The Red Box newsletter is the insider guide to politics from The Times and Sunday Times of London. Reporting directly from Westminster, journalists Esther Webber and Patrick Maguire discuss the key political issues and movements of the day, including exclusive comment,  analysis and Opinary polls. From questions about future elections to Brexit, and vaccines to alcohol intake, since early 2019, the Red Box newsletter has built a highly engaged audience through the feedback loop of Opinary polls.

It’s important to note however, that Opinary polls are not just used in newsletters, but are mostly found in articles. The Times of London regularly embed Opinary polls in articles that they later share the results with their audience. Some great examples of this were debates about whether schools should be co-educational; if people were willing to get a covid-19 vaccination if offered it; and what people think about going back to the office. These in-article polls then lead the user to sign up for The Times Talks, a series of lunchtime discussions to help readers get through lockdown. Polls in newsletters however, can have different calls to actions. Newsletter audiences can get served custom call-to-actions that are different than the ones in polls integrated into articles, which are used by a broader audience segment.  

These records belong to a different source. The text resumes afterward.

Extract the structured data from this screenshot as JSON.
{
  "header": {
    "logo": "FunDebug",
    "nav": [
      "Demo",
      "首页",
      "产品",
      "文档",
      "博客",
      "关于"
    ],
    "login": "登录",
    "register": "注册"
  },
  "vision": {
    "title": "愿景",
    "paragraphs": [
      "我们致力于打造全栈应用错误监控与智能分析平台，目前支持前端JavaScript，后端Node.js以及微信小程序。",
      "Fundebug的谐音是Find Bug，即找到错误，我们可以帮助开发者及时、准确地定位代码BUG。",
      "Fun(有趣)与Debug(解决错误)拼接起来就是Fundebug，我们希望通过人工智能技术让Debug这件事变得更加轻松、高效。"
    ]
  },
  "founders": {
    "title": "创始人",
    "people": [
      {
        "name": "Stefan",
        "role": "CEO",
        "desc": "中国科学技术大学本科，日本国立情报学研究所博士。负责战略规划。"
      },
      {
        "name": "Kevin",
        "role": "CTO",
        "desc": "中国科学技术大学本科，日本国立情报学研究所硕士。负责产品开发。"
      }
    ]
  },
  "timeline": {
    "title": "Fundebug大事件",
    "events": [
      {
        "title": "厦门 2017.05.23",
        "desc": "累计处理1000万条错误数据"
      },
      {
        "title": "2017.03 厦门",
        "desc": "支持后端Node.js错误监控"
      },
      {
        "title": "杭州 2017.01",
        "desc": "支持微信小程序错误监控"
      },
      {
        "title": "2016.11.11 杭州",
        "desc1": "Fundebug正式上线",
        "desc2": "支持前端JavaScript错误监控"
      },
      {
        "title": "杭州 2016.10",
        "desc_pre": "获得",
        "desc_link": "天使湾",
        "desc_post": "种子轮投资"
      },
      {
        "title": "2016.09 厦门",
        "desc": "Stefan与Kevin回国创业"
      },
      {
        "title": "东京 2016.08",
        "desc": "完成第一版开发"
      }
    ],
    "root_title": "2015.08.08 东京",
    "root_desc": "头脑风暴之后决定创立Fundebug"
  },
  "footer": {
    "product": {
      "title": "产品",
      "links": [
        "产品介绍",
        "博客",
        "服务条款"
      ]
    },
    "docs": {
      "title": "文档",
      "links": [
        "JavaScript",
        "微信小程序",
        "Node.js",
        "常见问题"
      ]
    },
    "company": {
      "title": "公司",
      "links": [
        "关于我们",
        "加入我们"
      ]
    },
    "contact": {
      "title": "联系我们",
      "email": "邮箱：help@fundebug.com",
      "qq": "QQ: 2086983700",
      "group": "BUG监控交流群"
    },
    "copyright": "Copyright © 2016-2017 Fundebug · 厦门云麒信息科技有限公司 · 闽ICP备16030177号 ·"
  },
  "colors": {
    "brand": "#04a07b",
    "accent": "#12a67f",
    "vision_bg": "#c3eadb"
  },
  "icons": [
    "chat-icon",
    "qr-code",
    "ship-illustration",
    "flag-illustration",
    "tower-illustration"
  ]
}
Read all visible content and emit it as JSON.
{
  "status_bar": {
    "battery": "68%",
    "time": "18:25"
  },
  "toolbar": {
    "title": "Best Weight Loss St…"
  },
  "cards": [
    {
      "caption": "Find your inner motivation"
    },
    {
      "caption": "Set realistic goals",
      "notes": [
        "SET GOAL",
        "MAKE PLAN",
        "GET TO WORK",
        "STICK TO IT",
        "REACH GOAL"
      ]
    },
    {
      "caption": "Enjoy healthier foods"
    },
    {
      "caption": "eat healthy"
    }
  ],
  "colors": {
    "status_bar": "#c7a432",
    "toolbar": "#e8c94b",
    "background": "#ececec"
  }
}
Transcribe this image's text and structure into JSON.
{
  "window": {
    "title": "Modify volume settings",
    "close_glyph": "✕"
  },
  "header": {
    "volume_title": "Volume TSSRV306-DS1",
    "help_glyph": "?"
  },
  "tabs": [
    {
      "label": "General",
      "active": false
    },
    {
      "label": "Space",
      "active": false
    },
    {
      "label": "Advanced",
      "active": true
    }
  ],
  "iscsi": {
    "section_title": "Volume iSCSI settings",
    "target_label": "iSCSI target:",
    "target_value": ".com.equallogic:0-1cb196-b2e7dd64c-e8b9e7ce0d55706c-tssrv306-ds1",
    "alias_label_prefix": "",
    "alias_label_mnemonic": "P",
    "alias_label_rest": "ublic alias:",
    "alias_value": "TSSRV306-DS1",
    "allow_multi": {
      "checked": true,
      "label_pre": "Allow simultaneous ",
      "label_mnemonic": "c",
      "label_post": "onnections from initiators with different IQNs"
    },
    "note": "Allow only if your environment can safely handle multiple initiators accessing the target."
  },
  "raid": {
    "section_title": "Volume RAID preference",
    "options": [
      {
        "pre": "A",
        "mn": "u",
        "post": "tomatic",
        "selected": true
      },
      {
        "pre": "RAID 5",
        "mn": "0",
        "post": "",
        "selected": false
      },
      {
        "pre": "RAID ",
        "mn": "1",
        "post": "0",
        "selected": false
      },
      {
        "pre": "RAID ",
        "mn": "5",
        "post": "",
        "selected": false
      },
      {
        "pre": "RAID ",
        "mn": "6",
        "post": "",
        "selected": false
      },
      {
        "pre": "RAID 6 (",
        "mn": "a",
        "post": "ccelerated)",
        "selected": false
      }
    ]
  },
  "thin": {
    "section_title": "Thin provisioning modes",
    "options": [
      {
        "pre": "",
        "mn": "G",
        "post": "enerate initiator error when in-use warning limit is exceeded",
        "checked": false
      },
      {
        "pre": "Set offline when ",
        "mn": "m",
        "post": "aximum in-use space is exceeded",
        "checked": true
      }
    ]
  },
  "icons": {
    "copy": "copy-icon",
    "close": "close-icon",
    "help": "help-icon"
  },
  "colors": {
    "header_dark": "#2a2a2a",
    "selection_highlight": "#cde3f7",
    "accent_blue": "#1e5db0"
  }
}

How to get readers of a daily newsletter further down the engagement funnel? For Red Box, poll use isn’t just to get readers voting and sharing their opinion, it’s about engagement. Once the reader is engaged, the Opinary polls have shown strong results in converting the user further down in the loyalty funnel. Our polls include a post-vote experience that converts readers into subscribers, members, listeners, and viewers of the publishers products. Opinary polls also include a post-vote experience that converts readers into subscribers, members, listeners and viewers. After voting, Red Box readers are shown a banner for the Times Radio, which then converts them into listeners (at a CTR of 4.83%), keeping them engaged with the political news of the day. Red Box also usually adds a link to the poll of the previous day, so if readers ever miss a newsletter they know they have another chance to vote on yesterday’s poll, therefore driving retention and keeping readers engaged.



Opinary polls can be used in many ways, but sometimes innovative use cases don’t come from us, but our brilliant publisher partners. Red Box were the very first to use Opinary polls within a newsletter, driving engagement with a whopping engagement rate of 40-50% in 2020 – essentially becoming one of Opinary’s poll pioneers. Many other publishers such as the Financial Times, NBC, iNews, and have followed suit, understanding that polls are a key tool not just to get readers to vote, but to keep on opening emails, day after day.

So, how do Opinary polls compare to other elements in the newsletter? According to Esther Webber, Opinary polls are the most-clicked on element in the newsletter. “Opinary polls are an essential, distinctive part of Red Box and valued extremely highly by readers,” says Webber. “They allow a sense of ‘taking part’ in the email, rather than just consuming, and provide useful – sometimes surprising – feedback for us on how readers see the issues of the day. On rare occasions when a link to the poll is missed off for some reason, readers get very upset!”

Download the case study here.